The symptoms cause clinically significant distress or impairment in important aspects of functioning.
The symptoms are the result of cancer or cancer treatment.
The symptoms are not primarily due to a comorbid psychiatric disorder.
Fatigue is a symptom with multiple dimensions that includes physical, emotional, and mental aspects. It can be experienced anywhere along the spectrum of cancer care, from diagnosis to treatment to long-term follow-up. This symptom affects 70% to 100% of cancer patients.8 Fatigue is also experienced by cancer survivors, and when strict ICD-10 diagnostic criteria are used, the prevalence of fatigue among survivors ranges from 17% to 21%.6
CAUSES AND PATHOPHYSIOLOGY OF CRF
Fatigue can be due to the patient's malignancy, cancer treatment, or any of a multitude of comorbid conditions. In some patients, fatigue is the presenting symptom of the malignancy. For example, a patient with a hematologic malignancy might have significant anemia resulting in the sensation of fatigue. In other patients, fatigue is related to the cancer treatment. For example, patients receiving high-dose chemotherapy can experience fluctuations in fatigue, with worsening of the fatigue as their blood counts reach their nadir and subsequent improvement as the counts recover.9 Patients receiving radiotherapy may experience worsening fatigue as their treatment progresses.10 As for the effects of surgery on fatigue, there are limited data available at this time. Patients receiving biologic response modifiers can experience severe fatigue, and it can affect their treatment regimen.11 Finally, fatigue can be related to the presence of comorbid conditions. The list of medical conditions that are associated with fatigue is quite long and includes endocrine disorders such as hypothyroidism, sleep disorders, coronary artery disease, metabolic abnormalities, depression, and anxiety, to name a few. Fatigue can also be caused by medical therapy, and thus it is important to review patients' medication lists.

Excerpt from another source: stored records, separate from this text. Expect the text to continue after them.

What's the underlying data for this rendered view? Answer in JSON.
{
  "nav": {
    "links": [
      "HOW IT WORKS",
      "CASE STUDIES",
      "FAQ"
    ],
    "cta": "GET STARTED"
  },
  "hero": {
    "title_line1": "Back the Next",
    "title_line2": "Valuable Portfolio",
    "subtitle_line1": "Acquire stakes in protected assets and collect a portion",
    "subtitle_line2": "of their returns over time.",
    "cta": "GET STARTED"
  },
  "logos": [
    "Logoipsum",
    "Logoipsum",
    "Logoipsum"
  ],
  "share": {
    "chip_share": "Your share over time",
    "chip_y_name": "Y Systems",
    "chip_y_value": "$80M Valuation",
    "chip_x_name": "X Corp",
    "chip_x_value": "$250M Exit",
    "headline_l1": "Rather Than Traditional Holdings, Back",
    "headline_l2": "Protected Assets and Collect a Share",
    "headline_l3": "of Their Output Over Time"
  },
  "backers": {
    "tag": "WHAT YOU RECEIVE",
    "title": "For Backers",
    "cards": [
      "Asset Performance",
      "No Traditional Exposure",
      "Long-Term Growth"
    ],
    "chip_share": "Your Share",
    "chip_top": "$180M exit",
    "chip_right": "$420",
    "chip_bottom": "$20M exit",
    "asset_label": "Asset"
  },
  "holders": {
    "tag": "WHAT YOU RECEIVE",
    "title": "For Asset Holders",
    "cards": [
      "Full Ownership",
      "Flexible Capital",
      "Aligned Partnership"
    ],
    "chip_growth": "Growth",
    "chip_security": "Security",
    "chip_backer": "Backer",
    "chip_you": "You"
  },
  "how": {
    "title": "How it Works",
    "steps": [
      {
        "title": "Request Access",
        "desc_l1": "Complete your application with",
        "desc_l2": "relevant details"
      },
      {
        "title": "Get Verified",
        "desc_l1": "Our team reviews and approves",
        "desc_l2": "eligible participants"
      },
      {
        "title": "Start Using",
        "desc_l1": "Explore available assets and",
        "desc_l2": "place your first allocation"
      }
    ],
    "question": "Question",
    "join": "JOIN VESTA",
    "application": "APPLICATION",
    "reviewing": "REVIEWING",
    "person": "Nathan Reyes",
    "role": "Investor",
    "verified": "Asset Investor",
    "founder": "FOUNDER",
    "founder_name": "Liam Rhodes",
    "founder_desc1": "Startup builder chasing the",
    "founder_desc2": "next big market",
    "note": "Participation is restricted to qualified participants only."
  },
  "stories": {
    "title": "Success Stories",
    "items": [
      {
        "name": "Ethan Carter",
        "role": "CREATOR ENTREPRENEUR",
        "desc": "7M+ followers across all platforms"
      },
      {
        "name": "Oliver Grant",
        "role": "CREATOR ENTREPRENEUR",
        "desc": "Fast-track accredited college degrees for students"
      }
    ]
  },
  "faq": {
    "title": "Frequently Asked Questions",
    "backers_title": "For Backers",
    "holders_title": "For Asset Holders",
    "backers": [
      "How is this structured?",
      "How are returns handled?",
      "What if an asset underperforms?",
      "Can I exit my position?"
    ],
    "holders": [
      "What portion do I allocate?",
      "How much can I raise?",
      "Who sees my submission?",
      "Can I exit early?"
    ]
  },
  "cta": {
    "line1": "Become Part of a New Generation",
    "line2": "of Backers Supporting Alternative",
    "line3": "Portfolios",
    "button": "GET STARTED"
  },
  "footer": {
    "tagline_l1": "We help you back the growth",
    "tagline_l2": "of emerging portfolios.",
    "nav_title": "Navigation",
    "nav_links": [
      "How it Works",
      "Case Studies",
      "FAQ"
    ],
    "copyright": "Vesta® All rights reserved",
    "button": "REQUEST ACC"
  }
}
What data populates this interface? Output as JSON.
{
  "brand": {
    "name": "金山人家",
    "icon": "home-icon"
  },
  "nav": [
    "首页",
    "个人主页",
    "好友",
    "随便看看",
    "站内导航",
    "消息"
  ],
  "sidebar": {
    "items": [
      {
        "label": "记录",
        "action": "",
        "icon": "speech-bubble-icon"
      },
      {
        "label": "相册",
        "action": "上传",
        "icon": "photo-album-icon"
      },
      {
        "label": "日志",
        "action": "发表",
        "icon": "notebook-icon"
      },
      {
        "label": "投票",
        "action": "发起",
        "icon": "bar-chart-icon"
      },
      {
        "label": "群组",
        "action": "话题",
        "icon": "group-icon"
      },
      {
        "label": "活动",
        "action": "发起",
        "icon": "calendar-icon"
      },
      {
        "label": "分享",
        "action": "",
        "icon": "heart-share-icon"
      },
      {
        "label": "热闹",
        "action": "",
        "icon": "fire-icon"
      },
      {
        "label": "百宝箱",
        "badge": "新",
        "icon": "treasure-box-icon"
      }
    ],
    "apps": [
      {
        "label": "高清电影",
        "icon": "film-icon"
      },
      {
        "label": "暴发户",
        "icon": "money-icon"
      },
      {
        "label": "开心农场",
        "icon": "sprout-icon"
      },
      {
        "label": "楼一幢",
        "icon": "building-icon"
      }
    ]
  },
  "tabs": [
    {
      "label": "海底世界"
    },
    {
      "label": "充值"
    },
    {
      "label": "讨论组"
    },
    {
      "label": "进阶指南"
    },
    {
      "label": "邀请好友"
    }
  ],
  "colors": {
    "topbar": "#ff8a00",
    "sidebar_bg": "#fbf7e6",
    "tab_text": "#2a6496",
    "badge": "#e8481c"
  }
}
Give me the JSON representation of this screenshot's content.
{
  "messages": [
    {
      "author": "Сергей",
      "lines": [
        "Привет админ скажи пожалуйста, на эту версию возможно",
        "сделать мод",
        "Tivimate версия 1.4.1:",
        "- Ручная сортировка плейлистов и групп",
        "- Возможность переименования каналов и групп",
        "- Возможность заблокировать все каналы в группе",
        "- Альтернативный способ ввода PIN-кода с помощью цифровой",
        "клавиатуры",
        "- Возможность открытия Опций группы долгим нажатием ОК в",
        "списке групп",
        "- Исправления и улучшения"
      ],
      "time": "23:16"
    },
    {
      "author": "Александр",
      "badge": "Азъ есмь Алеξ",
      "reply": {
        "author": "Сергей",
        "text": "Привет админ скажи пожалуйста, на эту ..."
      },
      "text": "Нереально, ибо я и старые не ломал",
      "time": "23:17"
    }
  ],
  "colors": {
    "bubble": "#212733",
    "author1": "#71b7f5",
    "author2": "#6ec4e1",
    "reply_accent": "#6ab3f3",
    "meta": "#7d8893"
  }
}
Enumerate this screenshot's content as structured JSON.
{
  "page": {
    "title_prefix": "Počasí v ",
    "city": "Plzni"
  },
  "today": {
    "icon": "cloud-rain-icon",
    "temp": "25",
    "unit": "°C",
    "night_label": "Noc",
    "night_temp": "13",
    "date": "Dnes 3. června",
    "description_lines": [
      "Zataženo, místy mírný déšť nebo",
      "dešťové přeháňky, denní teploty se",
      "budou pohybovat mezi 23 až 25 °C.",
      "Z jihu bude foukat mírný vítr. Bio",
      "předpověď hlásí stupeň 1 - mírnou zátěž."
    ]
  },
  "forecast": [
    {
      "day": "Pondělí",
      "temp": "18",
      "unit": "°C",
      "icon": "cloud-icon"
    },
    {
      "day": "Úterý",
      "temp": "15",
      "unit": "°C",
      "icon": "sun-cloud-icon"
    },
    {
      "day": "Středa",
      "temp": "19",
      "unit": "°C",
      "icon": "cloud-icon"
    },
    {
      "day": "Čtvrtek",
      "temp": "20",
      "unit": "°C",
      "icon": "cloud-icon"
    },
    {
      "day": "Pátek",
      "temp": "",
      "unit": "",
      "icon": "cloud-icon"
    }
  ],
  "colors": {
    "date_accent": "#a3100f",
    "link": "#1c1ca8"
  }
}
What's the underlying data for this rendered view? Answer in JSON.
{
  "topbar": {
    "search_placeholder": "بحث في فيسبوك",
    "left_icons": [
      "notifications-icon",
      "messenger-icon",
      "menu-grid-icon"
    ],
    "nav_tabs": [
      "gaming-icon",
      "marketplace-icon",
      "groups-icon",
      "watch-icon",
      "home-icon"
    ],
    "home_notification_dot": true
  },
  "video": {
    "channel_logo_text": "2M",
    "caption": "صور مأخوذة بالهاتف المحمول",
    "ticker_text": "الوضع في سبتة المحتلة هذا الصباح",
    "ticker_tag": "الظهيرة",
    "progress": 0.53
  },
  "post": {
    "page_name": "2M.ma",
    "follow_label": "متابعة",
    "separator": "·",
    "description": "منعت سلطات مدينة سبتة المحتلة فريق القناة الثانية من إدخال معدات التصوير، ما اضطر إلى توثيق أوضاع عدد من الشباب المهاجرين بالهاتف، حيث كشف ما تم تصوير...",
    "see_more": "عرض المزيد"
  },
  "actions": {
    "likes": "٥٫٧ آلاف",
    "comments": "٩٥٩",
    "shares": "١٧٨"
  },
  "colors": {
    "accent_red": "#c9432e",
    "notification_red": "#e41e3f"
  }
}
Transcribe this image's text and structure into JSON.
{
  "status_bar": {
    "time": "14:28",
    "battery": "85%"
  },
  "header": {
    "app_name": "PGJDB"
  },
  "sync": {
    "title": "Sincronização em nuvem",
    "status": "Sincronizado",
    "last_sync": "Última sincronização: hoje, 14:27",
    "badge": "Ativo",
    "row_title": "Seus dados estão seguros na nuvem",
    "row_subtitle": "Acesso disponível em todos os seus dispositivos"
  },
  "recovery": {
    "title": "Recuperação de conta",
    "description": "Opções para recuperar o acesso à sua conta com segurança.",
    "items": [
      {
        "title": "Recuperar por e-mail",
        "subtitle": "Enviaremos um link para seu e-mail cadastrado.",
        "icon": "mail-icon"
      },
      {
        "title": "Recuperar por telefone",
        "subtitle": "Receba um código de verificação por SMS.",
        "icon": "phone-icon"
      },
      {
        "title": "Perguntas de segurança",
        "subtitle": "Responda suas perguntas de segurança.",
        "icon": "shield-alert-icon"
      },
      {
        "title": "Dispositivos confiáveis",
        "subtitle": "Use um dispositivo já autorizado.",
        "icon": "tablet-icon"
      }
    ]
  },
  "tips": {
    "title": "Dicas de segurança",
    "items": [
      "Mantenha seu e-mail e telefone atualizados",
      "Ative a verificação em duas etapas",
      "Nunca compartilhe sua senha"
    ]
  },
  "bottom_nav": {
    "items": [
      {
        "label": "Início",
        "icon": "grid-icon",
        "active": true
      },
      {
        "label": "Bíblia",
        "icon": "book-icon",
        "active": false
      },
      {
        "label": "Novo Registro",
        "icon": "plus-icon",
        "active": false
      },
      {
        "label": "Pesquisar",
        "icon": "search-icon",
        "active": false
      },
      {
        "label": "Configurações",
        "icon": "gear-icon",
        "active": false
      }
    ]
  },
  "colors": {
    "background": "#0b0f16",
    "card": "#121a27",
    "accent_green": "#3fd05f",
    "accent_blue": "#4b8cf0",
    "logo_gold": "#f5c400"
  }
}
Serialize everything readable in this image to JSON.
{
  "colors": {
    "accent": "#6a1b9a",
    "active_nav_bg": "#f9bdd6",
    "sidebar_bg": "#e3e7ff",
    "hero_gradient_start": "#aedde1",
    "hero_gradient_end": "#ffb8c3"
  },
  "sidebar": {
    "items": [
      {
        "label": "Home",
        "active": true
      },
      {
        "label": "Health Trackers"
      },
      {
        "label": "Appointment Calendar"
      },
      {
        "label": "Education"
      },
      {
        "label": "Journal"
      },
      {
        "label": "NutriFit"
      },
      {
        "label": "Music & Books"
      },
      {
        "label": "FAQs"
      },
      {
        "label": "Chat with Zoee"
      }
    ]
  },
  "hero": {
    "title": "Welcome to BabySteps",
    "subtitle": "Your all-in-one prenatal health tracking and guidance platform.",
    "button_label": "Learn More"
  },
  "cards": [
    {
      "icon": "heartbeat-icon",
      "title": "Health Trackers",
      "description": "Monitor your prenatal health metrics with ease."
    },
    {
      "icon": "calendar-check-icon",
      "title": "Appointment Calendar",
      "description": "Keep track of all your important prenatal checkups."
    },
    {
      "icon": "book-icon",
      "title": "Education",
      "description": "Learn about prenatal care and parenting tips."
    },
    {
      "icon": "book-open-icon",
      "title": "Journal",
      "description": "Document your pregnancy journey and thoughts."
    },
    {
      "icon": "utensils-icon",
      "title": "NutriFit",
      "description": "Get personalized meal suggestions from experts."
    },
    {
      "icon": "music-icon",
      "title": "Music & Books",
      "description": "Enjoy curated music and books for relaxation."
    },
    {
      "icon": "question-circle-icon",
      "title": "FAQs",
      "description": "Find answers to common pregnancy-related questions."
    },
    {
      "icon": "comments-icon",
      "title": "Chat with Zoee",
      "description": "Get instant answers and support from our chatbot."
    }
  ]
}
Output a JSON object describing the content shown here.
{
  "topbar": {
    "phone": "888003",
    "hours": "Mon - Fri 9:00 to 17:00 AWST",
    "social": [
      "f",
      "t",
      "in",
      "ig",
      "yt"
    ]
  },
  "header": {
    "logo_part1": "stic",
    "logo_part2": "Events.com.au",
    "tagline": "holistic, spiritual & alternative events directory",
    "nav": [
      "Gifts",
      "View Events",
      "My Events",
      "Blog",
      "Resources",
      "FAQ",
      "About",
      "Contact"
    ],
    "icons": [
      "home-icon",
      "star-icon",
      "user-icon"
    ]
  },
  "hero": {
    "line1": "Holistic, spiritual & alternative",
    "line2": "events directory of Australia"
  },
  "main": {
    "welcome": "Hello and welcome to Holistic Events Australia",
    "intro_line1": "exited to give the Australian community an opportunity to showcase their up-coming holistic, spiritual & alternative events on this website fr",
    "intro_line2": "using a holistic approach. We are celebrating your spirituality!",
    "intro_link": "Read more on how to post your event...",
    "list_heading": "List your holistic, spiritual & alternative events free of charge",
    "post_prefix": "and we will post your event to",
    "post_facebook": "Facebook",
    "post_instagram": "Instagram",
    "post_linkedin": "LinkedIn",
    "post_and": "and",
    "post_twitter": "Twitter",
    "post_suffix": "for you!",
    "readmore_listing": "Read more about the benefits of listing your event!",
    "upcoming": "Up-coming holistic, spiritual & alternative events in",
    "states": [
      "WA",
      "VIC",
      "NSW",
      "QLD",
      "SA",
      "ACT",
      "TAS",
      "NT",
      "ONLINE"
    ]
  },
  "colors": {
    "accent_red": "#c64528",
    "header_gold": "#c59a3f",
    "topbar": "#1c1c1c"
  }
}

Research into the pathophysiology of CRF is in its infancy. There are currently several proposed mechanisms for this symptom. The theory of serotonin dysregulation proposes that CRF is caused by an increase in brain serotonin levels in localized regions of the brain and ...